What you need to know is: do we need that piece of technology, and how will it interact with existing tools, processes, and systems?
Start by considering the following:
Will the tool integrate with current teams & technology?
This is a crucial consideration for two reasons:
- The last thing you need is another data silo.
- Teams are spending significant resources breaking down barriers to find ways to align and collaborate.
When a new technology is adopted, it isn’t a success if it benefits one team and burdens another.
For example: your marketing team chooses a CRM they deem user-friendly and efficient without realizing that it doesn’t integrate with their other tools. The engineering cost to make this platform speak to others could be astronomical. Ultimately, while a tool’s design and UI are important, they’re not the only things to think about.
If a tool is useable, achieves what you need it to, and it integrates well with your other tools, it’s a win. Think about Marketo and Salesforce—the time and money to engineer and maintain an integration like that is nothing to scoff at. But it already works, Marketo speaks to Salesforce when you buy it, and it’s maintained externally so your IT or engineering teams aren’t tasked with a highly custom integration.
Are you positioned well to use it?
Figure out whether the new tool will help drive your bigger picture.
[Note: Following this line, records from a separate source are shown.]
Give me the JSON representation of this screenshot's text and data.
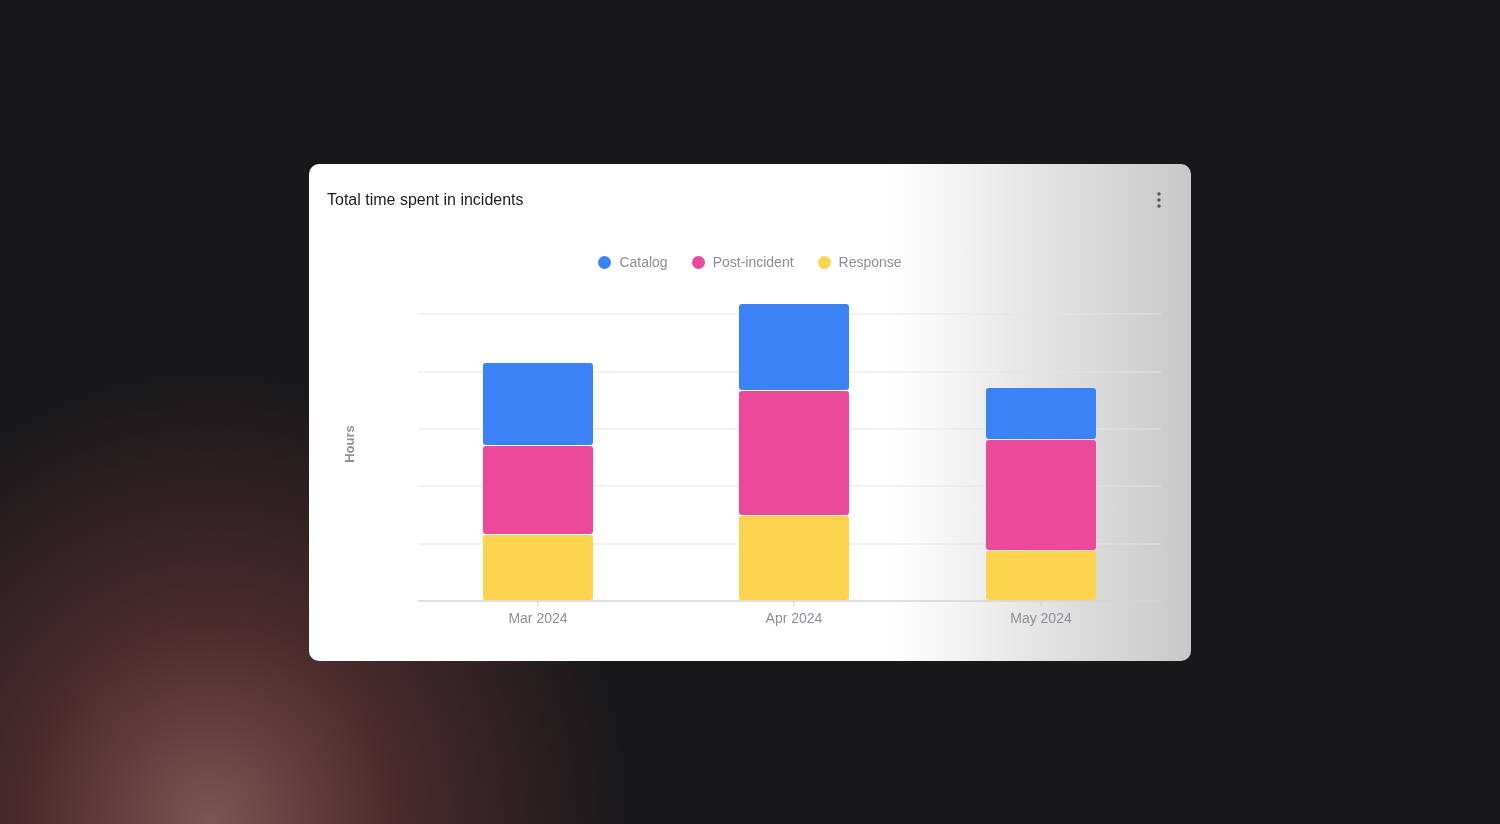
{
  "card": {
    "title": "Total time spent in incidents",
    "legend": [
      {
        "label": "Catalog",
        "color": "#3b82f6"
      },
      {
        "label": "Post-incident",
        "color": "#ec4899"
      },
      {
        "label": "Response",
        "color": "#fcd34d"
      }
    ],
    "y_axis_label": "Hours",
    "x_labels": [
      "Mar 2024",
      "Apr 2024",
      "May 2024"
    ]
  }
}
Will it simply create more data that doesn’t help prove or disprove your main objectives? Or will it lend itself to furthering your organization’s core goals?
If you haven’t nailed down the basics of what you’re trying to do, don’t add to the complexity.
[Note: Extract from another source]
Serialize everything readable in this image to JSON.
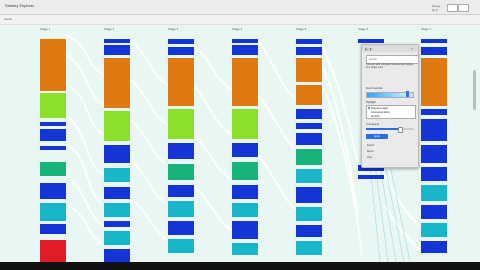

Imagine your team deciding that multi-touch attribution is the latest and greatest set of web analytics insights they require. Do they already have the basics of single-touch attribution nailed down? Do they already know what’s driving current leads, or what their cost per conversion is?
If you can’t (or aren’t) doing the first step, how can you do more? Too many people build an analytics house of cards without first establishing a strong foundation. You need quality before quantity.
How does it change workflow and processes?
Weigh the impact adoption has on internal processes, and the cost of changing them.
If a new tool complicates a current workflow, the end gain must justify enduring the change to a new process. In other words, the new intel you acquire from adopting the tool must outweigh the cost of not having that additional information.
There must be a relentless focus on what your needs are and a clear definition of the problems you are trying to solve.
Is there a real need?
Never lose sight of what it is you really need to achieve.
Martech vendors are great at telling you that their platforms can solve a specific problem better than anyone else’s can. They convince you that the thing they do really well is of utmost importance. And we buy into it, because we don’t want to be left behind when a competitor might be getting those insights that we are not.
It’s not necessarily worth ripping a tool or internal process out and adding in an additional layer of complexity (think training, workflow changes, and resources) to gain incremental value.
If your current tool gets you to 80%, a process change may not make sense.
It’s easy to get caught up in the hype. Don’t overlook the costs of martech adoption; remember to take a step back and ask yourself these four questions before adding technology to your marketing mix.
This article was originally published on LinkedIn by Andrew Breen, President of Outshine.